TASK PROMPT | It would help if you retyped the data exactly, leaving out the pictures.

DATA EXTRACTS |
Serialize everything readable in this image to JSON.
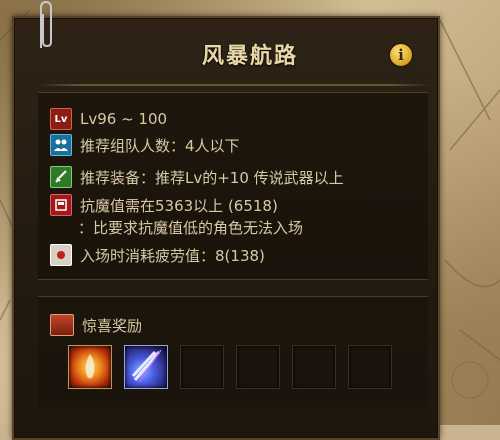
{
  "panel": {
    "title": "风暴航路",
    "info_icon_label": "i"
  },
  "info": {
    "level_icon": "Lv",
    "level_text": "Lv96 ~ 100",
    "party_text": "推荐组队人数：4人以下",
    "equip_text": "推荐装备：推荐Lv的+10 传说武器以上",
    "resist_text": "抗魔值需在5363以上 (6518)",
    "resist_sub_text": "：比要求抗魔值低的角色无法入场",
    "fatigue_text": "入场时消耗疲劳值：8(138)"
  },
  "rewards": {
    "title": "惊喜奖励",
    "slots": [
      "orb-item",
      "crystal-blade-item",
      "",
      "",
      "",
      ""
    ]
  },
  "colors": {
    "panel_bg": "#231a10",
    "text": "#d8c9a6",
    "title": "#e9d9a8",
    "info_button": "#d9a320"
  }
}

EXERCISE RESULT |
Serialize everything readable in this image to JSON.
{
  "panel": {
    "title": "风暴航路",
    "info_icon_label": "i"
  },
  "info": {
    "level_icon": "Lv",
    "level_text": "Lv96 ~ 100",
    "party_text": "推荐组队人数：4人以下",
    "equip_text": "推荐装备：推荐Lv的+10 传说武器以上",
    "resist_text": "抗魔值需在5363以上 (6518)",
    "resist_sub_text": "：比要求抗魔值低的角色无法入场",
    "fatigue_text": "入场时消耗疲劳值：8(138)"
  },
  "rewards": {
    "title": "惊喜奖励",
    "slots": [
      "orb-item",
      "crystal-blade-item",
      "",
      "",
      "",
      ""
    ]
  },
  "colors": {
    "panel_bg": "#231a10",
    "text": "#d8c9a6",
    "title": "#e9d9a8",
    "info_button": "#d9a320"
  }
}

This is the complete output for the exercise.